A more expensive choice for pyrography, but probably the best wood to work with. Maple has a light to medium colour and a very subtle grain. This will help accentuate all the intricate details of your drawing you've spent hours perfecting.
Working with maple requires a high quality heating tool. Or one that can reach high temperatures due to the sheer hardness of this timber.
It's like maple - only cheaper! Poplar is a popular choice for everyday pyrography projects. You'll benefit from the light colour tone and unobtrusive grain pattern which is ideal for working on and the burn patterns you create will show up wonderfully.
The only downside to poplar is the occasional risk of sap and resin spots or colour streaking, but this should only be considered a minor concern when buying.
Cherry exhibits a beautiful colour and imparts a medium to dark appearance. Due to its non-uniform colour, it may not be suitable for lighter or intricate wood-burning designs. However, its smooth wood grain ensures a consistent burn, making it a favoured choice among wood-burning artists. Cherry remains popular for various projects as it turns well and offers a glossy finish when polished and treated. It also smells amazing when it's burning!
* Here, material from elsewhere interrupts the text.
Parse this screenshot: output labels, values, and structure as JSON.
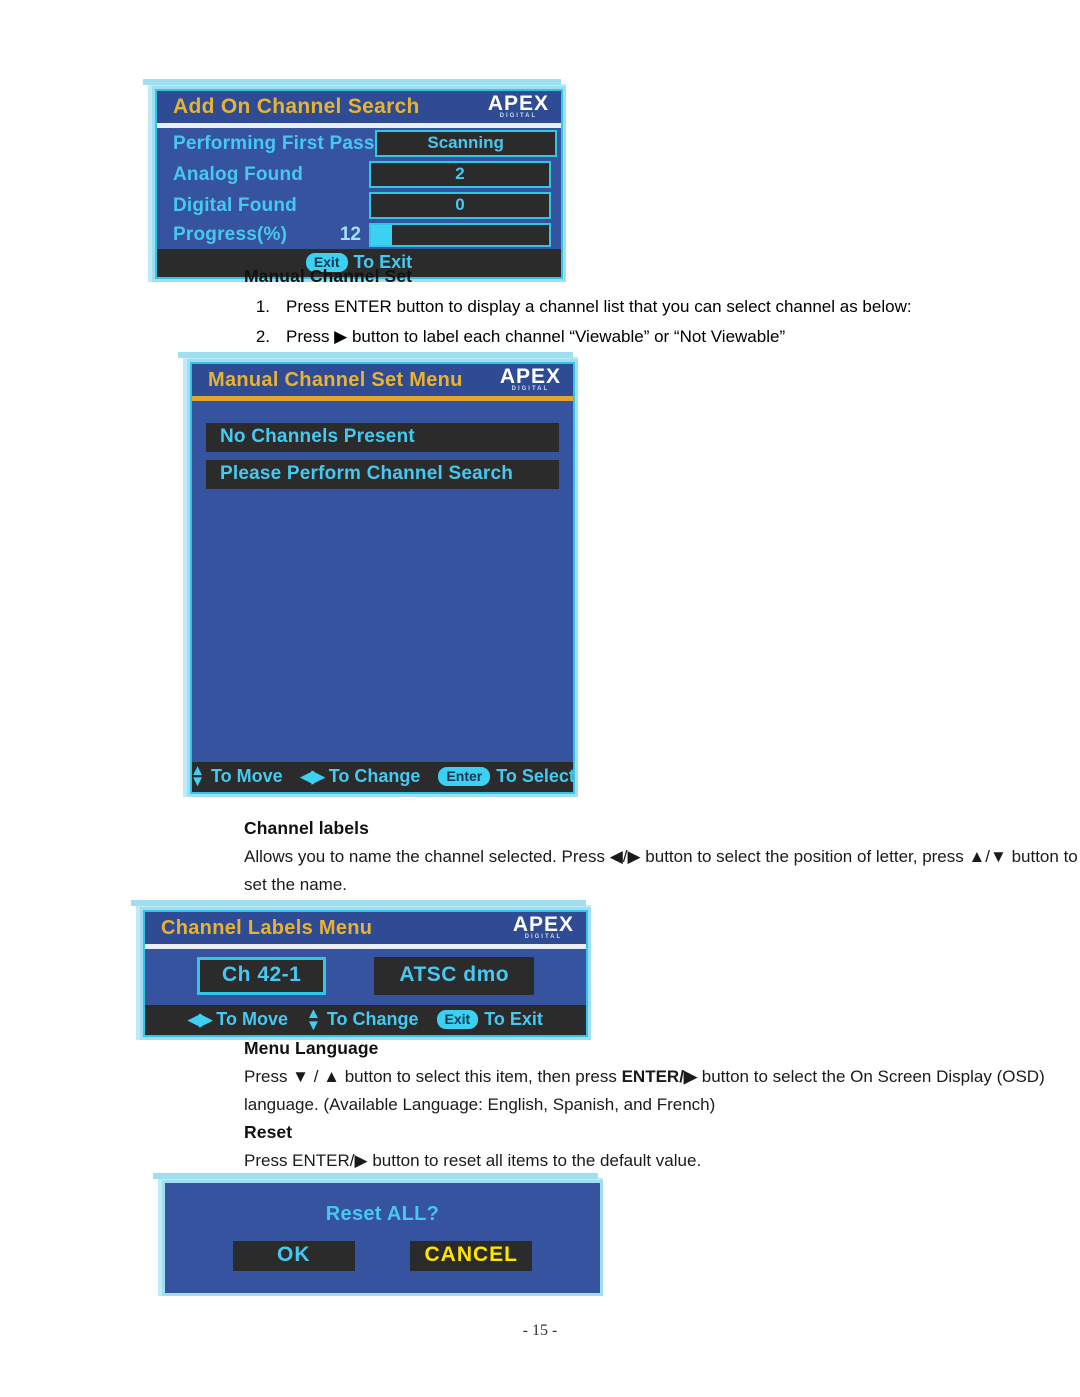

If you're looking for an even more economical option, beech is a good alternative to maple and potentially poplar as well. It comes with a desirable pale colour, but the 'dash' grain pattern may cause aesthetic issues and sap seepage could occur when heated.
What Wood Types Should I Avoid?
Stay away from any dark, grainy or resinous woods, as well as timber that has an uneven or rough surface - all of these qualities will prove to be difficult or even impossible to work on.
Also stay away from any woods that have been treated with a finish or have any sort of synthetic materials in their composition (e.g. MDF) because, when heated, they could emit toxic chemicals which could be harmful if inhaled. For this reason, we'd advise that you also stay away from reclaimed wood such as pallets.